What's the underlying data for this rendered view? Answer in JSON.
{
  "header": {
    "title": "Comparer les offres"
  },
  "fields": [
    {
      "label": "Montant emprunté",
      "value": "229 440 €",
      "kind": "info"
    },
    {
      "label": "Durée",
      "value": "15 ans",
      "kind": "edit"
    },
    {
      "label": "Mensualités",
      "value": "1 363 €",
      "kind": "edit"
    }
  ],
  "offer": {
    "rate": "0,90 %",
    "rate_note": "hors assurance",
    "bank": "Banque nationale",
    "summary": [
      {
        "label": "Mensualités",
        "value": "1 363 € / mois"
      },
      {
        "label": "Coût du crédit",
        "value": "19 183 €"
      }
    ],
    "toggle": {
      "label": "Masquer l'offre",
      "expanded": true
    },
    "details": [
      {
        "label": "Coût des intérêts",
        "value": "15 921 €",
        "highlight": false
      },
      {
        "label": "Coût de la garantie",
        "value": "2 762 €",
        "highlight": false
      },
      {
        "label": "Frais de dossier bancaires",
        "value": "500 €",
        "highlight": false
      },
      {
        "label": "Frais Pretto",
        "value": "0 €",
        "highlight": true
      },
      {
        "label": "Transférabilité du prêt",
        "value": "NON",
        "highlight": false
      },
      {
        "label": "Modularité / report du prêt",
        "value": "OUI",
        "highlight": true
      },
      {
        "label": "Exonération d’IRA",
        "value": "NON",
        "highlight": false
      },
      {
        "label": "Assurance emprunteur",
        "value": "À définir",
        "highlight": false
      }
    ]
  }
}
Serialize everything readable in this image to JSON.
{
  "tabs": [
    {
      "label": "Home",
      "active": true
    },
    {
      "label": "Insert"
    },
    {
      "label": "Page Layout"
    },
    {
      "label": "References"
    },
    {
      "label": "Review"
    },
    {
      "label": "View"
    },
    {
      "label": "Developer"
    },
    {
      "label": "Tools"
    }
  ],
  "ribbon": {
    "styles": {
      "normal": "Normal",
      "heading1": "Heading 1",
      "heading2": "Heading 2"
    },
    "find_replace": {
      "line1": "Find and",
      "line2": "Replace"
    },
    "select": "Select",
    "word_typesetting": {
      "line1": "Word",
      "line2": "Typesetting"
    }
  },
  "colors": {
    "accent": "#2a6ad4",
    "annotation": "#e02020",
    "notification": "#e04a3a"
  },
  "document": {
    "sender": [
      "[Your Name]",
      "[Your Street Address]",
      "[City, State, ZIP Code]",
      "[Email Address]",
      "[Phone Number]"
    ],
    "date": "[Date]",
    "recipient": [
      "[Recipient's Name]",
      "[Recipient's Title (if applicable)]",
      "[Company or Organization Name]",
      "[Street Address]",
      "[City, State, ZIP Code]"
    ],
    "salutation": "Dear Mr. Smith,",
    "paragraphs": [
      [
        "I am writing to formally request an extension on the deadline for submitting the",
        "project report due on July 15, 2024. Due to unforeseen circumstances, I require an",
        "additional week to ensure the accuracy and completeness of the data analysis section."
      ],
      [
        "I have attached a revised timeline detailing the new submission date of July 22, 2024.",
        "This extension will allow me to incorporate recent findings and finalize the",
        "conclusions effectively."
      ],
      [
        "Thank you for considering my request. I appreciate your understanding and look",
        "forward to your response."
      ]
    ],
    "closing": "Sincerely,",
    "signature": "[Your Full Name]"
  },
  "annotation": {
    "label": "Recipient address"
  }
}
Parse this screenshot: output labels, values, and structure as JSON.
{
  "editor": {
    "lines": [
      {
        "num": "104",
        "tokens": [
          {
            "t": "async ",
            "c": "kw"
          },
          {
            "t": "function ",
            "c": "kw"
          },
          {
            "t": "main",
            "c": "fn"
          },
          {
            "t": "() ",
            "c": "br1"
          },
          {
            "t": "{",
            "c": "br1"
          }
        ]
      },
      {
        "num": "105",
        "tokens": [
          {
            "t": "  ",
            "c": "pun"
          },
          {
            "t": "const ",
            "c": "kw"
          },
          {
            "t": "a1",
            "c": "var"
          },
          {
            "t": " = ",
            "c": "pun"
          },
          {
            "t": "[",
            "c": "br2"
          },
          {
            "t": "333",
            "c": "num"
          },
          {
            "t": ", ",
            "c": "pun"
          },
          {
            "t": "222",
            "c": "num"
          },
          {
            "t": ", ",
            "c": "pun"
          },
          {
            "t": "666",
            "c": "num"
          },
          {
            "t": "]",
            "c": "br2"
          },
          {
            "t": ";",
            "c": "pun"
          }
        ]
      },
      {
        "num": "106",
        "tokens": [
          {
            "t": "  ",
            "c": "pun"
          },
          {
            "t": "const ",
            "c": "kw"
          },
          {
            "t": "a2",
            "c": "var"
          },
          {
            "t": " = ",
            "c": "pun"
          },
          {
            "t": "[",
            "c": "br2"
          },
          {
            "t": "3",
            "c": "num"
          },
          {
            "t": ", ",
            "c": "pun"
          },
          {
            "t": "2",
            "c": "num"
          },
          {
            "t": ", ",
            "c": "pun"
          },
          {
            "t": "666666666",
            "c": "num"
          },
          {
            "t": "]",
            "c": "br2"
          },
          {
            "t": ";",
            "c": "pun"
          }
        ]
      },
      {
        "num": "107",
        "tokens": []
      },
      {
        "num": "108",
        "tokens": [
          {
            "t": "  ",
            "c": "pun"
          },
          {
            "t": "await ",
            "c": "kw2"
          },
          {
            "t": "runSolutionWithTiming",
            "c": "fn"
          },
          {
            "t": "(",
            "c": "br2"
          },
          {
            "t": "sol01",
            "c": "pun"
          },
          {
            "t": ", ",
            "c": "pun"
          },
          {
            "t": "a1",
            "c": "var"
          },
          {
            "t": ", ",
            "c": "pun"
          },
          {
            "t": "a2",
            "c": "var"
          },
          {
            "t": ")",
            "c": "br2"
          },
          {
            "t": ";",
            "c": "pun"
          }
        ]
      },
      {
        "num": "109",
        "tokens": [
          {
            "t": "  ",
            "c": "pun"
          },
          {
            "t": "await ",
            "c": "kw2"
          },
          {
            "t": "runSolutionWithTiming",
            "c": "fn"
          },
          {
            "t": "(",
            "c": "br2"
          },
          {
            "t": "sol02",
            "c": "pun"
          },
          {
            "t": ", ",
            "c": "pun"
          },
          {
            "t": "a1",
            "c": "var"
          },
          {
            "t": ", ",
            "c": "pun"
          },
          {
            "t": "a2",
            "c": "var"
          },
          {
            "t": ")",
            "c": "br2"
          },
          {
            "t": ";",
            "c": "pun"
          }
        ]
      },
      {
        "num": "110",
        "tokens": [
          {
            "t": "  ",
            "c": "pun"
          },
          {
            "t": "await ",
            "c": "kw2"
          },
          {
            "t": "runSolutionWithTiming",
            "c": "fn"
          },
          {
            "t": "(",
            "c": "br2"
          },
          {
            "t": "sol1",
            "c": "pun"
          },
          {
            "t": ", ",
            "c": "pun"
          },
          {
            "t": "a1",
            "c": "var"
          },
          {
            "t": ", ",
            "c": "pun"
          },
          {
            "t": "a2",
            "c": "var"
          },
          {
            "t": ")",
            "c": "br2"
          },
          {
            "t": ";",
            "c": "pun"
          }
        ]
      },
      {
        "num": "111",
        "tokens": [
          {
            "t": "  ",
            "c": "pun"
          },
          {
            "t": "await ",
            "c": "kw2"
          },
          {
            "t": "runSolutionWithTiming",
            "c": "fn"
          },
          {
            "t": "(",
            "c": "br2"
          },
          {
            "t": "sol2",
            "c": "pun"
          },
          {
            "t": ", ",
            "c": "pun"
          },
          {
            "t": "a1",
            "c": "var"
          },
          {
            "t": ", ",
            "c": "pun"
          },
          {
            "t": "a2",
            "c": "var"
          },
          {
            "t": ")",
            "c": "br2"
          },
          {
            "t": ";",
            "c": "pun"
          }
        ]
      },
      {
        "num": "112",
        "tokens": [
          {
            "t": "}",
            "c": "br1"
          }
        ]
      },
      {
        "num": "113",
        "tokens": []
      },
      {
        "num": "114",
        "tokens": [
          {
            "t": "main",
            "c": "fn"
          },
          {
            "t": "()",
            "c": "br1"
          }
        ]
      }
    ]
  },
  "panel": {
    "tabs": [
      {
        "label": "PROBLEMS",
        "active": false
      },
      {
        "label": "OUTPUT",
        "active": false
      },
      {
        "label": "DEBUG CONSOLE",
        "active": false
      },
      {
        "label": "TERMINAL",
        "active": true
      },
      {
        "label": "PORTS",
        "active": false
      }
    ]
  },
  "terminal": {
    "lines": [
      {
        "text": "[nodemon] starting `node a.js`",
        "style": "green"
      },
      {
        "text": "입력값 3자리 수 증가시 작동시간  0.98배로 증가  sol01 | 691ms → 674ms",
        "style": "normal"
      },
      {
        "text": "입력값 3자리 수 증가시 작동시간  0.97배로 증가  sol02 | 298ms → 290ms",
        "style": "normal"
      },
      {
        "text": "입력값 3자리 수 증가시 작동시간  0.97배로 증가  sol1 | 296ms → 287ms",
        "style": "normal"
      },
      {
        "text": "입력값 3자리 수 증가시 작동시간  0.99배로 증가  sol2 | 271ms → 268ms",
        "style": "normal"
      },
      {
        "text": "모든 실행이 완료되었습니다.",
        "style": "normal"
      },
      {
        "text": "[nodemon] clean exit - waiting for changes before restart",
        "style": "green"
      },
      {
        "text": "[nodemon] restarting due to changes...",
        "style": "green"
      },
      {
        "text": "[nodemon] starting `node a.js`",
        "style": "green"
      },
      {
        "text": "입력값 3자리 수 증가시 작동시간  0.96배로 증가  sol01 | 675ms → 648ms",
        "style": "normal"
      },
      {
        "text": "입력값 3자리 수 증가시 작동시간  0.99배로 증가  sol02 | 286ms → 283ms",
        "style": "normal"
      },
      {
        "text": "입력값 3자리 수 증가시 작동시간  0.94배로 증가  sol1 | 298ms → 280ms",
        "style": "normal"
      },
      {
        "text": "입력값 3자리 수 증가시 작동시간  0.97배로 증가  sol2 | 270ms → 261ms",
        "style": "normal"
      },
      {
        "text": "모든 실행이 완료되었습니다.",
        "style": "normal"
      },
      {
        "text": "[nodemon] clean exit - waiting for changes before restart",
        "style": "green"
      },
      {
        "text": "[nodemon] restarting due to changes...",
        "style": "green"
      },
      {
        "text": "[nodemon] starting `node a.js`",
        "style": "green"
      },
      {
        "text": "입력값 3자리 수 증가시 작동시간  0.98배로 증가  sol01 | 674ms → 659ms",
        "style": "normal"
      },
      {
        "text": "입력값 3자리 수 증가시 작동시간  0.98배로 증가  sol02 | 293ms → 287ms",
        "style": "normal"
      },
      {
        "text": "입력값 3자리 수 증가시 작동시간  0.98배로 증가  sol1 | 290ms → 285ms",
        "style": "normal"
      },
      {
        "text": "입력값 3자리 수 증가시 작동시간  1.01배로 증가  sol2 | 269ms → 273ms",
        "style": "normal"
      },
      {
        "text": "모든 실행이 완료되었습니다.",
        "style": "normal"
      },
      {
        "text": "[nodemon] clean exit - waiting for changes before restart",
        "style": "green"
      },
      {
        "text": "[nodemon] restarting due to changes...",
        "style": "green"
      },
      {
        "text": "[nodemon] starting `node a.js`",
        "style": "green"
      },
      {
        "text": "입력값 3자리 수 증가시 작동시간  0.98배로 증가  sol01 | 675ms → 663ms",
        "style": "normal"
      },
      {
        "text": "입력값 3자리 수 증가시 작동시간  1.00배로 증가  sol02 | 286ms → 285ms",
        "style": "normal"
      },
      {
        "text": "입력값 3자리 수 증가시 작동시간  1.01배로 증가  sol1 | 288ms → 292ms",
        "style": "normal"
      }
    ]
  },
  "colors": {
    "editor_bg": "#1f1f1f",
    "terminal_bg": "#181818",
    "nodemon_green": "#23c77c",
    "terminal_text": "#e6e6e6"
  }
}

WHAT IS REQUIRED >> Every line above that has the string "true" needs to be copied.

FINAL ANSWER >>
      "expanded": true
        "highlight": true
        "highlight": true
      "active": true
        "active": true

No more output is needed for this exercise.